Boulderites can choose products from the online shop, select a frequency, and either opt to get the items delivered for a $7 charge (if you live in Boulder) or pick them up at Nude Foods Market’s location at 555 30th Street on Wednesdays from 3 to 6 p.m. Deliveries happen each Wednesday; the delivery crew picks up any of its empty containers left outside for reuse.

The grocer offers a wide variety of staples, from rice to maple syrup to spices to figs to goji berries to eggs, bread, peanut butter and much more.

Nude Foods selections. Source: Nude Foods.

Rachel Irons

The costs

Sustainability, of course, typically comes at a premium. Also, the grocer’s smaller scale means prices may skew slightly higher. Customers pay a $0.50 sanitation fee for each container in their order. (Technically customers pay a deposit of $1.50 for each container, but get a dollar back for each container returned). When buyers subscribes to a specific item in two- or four-week increments, they get a 10 percent discount.

Comparing Nude Foods’ Prices (all prices include sanitation fee):

  • Organic olive oil (16 ounces). Nude Foods: $8.90. King Soopers: $5.49.
  • Granola (16 ounces): Nude Foods: $5.45. King Soopers: $4.39.
  • Organic white Jasmine rice (32 ounces). Nude Foods: $4.65. King Soopers: $5.79.

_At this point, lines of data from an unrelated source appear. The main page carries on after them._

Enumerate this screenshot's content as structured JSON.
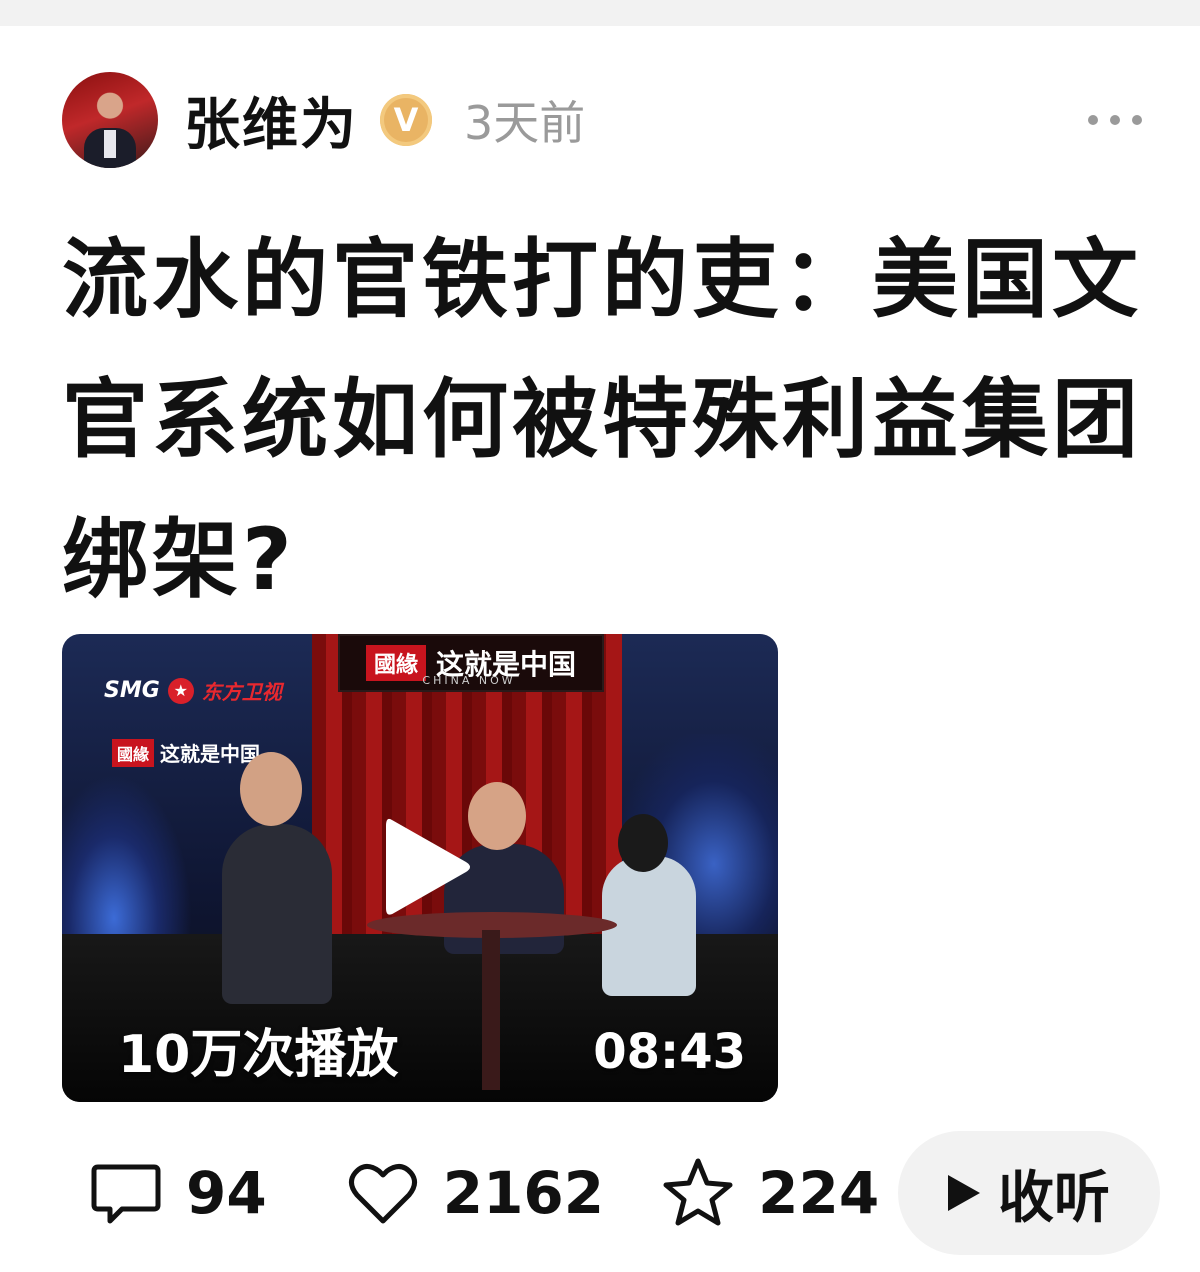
{
  "post": {
    "author": {
      "name": "张维为",
      "verified_badge": "V",
      "time": "3天前"
    },
    "title": "流水的官铁打的吏：美国文官系统如何被特殊利益集团绑架?",
    "video": {
      "view_count": "10万次播放",
      "duration": "08:43",
      "logo_red": "國緣",
      "logo_text": "这就是中国",
      "logo_sub": "CHINA NOW",
      "smg": "SMG",
      "channel": "东方卫视",
      "corner_red": "國緣",
      "corner_text": "这就是中国"
    },
    "actions": {
      "comments": "94",
      "likes": "2162",
      "favorites": "224",
      "listen_label": "收听"
    }
  },
  "icons": [
    "more-icon",
    "comment-icon",
    "like-icon",
    "favorite-icon",
    "play-icon",
    "listen-play-icon"
  ],
  "colors": {
    "badge": "#e9b464",
    "time": "#9a9a9a",
    "listen_bg": "#f2f2f2"
  }
}
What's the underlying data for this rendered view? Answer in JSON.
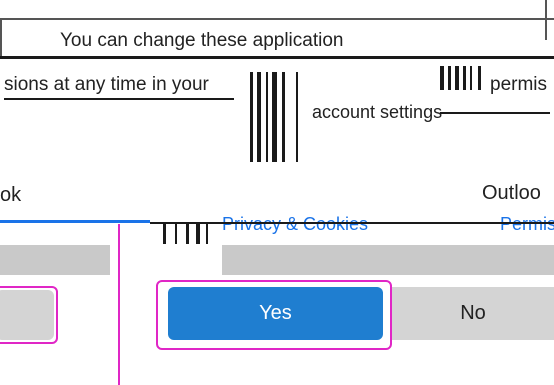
{
  "dialog": {
    "message_line1": "You can change these application",
    "message_line2_left": "sions at any time in your",
    "message_line2_right": "permis",
    "message_line3": "account settings",
    "left_app_fragment": "ok",
    "right_app_name": "Outloo",
    "privacy_link": "Privacy & Cookies",
    "permissions_link": "Permis",
    "yes_label": "Yes",
    "no_label": "No"
  },
  "colors": {
    "primary_button": "#1f7ed0",
    "secondary_button": "#d4d4d4",
    "highlight_outline": "#e026c6",
    "link": "#1a73e8"
  }
}
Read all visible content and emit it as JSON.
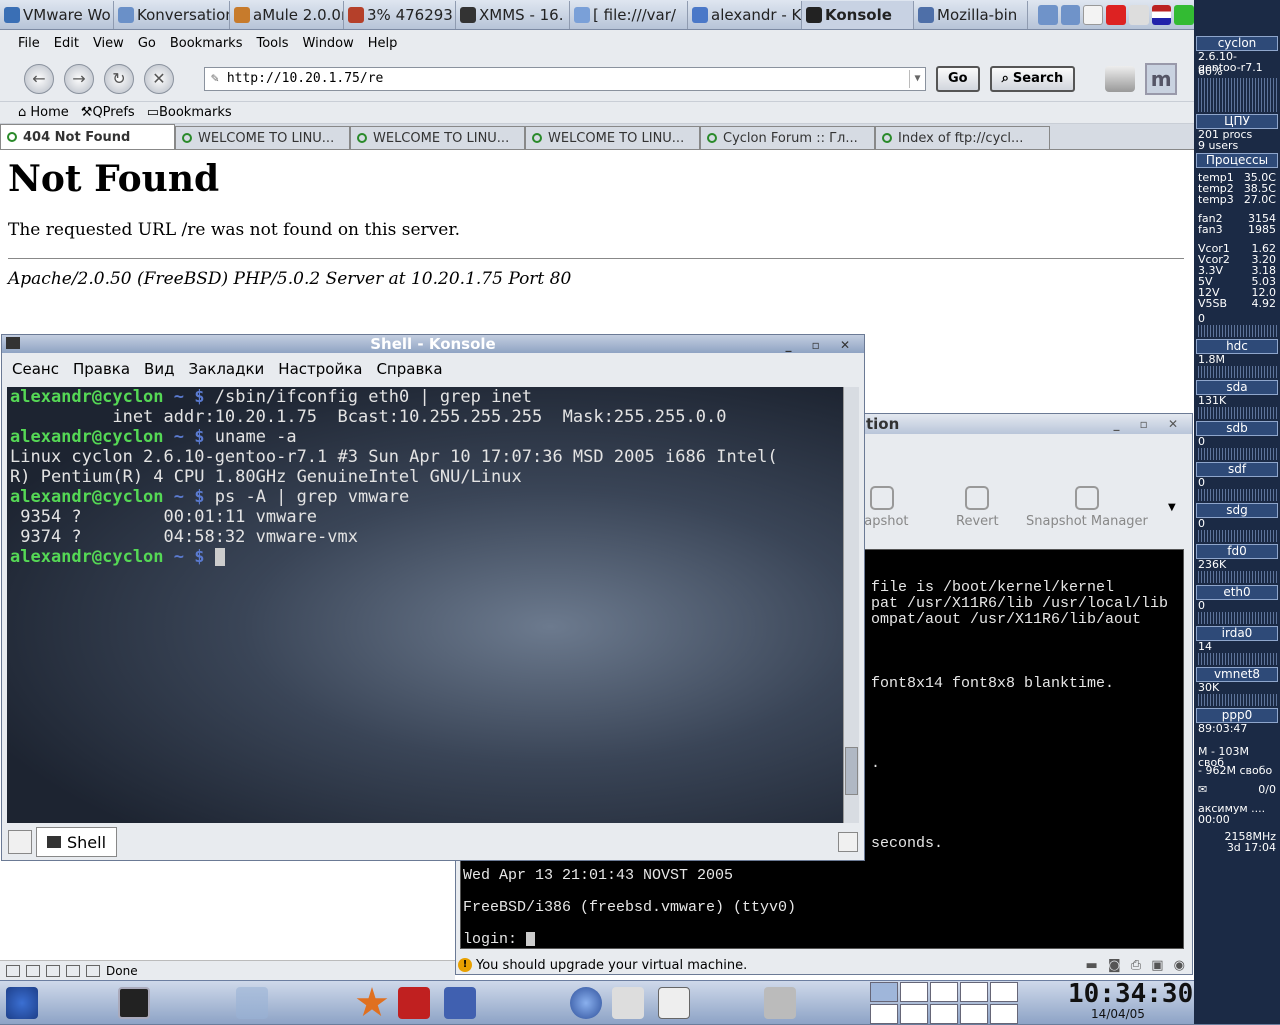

The online shop also sells a variety of locally-made products like 100 gluten-free rye bread and vegan milk bread, as well as popcorn, Keto donuts, pasta and granola.

Some of Nude Foods Market’s subscription box options, including its Produce Box, its Local Bites Box, and the Pantry Box. Images: Nude Foods Market Instagram. 

Connecting to local food

The market bridges the gap between local consumer-supported agriculture and traditional grocer.

Nude Foods Market strives to highlight local producers in addition to eliminating as much of the middleman as possible. In the summer, it sources its food all around Boulder with Kilt Farms, Longmont’s MetaCarbon Organic Farm and Matthews Farm as its primary suppliers. In the winter, it has to get more creative, sourcing from Denver’s hydroponic (vertically growing) farm, Altius Farms, and some others in Fort Collins and Colorado Springs.

[The diverse legacy of Boulder County farmland.]

One of its featured companies, Havenly Baked, makes gluten-free Swedish inspired baked goods in Boulder.

By consolidating and eliminating the middleman and going directly to the producer, the food comes faster and fresher.

“Basically anything that’s packaged is going to be older,” says Rachel. “It was made in a factory and then packaged, then went to a distribution center and then probably another one before going to a store where it sat on the shelf for a couple of weeks first.”

Since it began, the company has grown its supply rosters to 20 local companies and six local farms, and part of the appeal could lay in connecting to local companies you may not have heard of, other than through Nude Foods Market.

Nude Foods makes all of its deliveries with converted trailers hooked onto bikes and also offers a volunteer bike program so people can come do a bike route (about two hours) and get a box of produce in exchange.

Currently, the grocer feeds about 60 families in the region.

“We would love to expand Nude Foods far and wide!” Rachel says. “More zero-waste options in more places means less plastic in landfills, less CO2 in the air and a healthier food system for all of us. With an expanded reach and more buying power, we would also be able to push producers towards more sustainable practices and away from packaging.”

Header Image: Nude Foods Market’s founders, Verity Noble, Rachel Irons,  Jimmy Uvodich and Matt Arnold. Image: Nude Foods Market.